Oh, I didn’t know that! That’s actually a nice touch of intricacy with the runes and Old Norse spelling. On to the next question, it’s what I think some of your fans have been wondering too. Maybe it's way too soon to ask this, but will Of Blood and Bone be the last series to take place in the Banished Lands? Do you have any plans to write a completely new series in a new world?
It is too soon to give a definite answer to that. I do have other ideas in my head, for another world. A very Norse world…
In saying that I see the Banished Lands almost as a real place. It’s my version of a mythical-historical ancient Europe, and so far my inspirations have been centred around the Dark Ages. There are plenty of other European historical eras and periods that I find fascinating and could happily draw upon, from the Medieval period right up to the Napoleonic Wars, so there is plenty of fertile ground for new tales to grow. The main issue is finding characters and stories that feel like fresh tales.
For now, though, it’s a case of focusing on the tale I’m writing and making Of Blood and Bone as entertaining as I can.
Sounds great to me! Whether it’s Norse World fantasy or another tale in the Banished Lands, I know your readers will devour them with joy. A Time of Dread is in total, your fifth published novel. What are some of the memorable experiences you had as an author?
Memorable experiences? Crikey, there have been a few.
Seeing my boys playing, re-enacting fight scenes from my books. Although sometimes bruises were incurred and plasters were sometimes required.
That moment when my agent John Jarrold took me on as his client. That was a moment when I thought, ‘Oh my word, someone outside of family and friends really likes Malice.’
When I had a phone call from John Jarrold telling me that Julie Crisp at Pan Macmillan had offered a two-book deal for Malice and its sequel. That was a dream-come-true moment. I remember hugging my wife in the snow.
Opening a box and seeing the first hardback copy of Malice.
Seeing Malice on a bookshelf, in a bookshop, for the very first time.

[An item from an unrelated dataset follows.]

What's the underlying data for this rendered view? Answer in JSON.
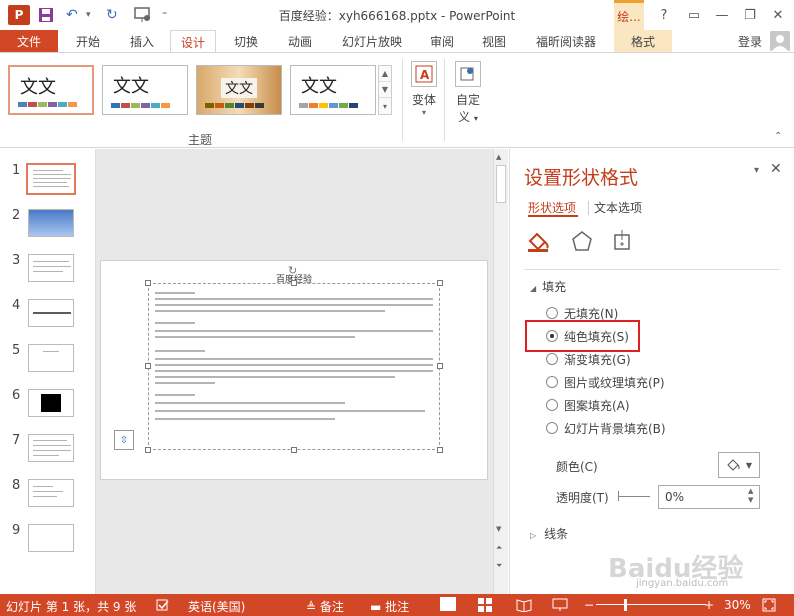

Malice winning the David Gemmell Morningstar Award for Best Debut Fantasy of 2012. That was truly a pinch-yourself moment, doubly so because David Gemmell is one of my favourite authors. He taught me the meaning of ‘page-turner.’
Wrath winning Fantasy Factions and Booknest.eu’s Best traditionally published Fantasy Novel of 2017 Award.
Hearing from and meeting so many wonderful people, and making some genuine friends through this world of books.
There are so many more special moments threaded throughout my writing experience, but I don’t think you’ll have room for the list in its entirety.
I can honestly say the bad experiences have been few and far between. There is a level of anxiety and self-doubt for each and every book, no matter how well the last one seemed to go down. I don’t think I’m the only writer who feels that sense anxiousness. I’m saying this a few days before publication of A Time of Dread, so that sense of anxiety and excitement is a little heightened right now.
Last question, what are you working on right now and when can we expect the second book of the trilogy?
Right now I have just finished book two Of Blood and Bone, titled A Time of Blood. I’ve taken a few weeks off for Christmas and the launch of A Time of Dread, and then I’ll be jumping straight back into the third and final book of the series, provisionally titled A Time of Judgement.
Thank you for your time, John! Congratulations once again on the release of your newest book!
Thank you so much, Petrik, it’s been a real pleasure chatting to you. Thank you for the invite.
A Time of Dread IS OUT NOW in UK. You can get it HERE!
US release date: February 20th, 2018. You can PRE-ORDER it HERE!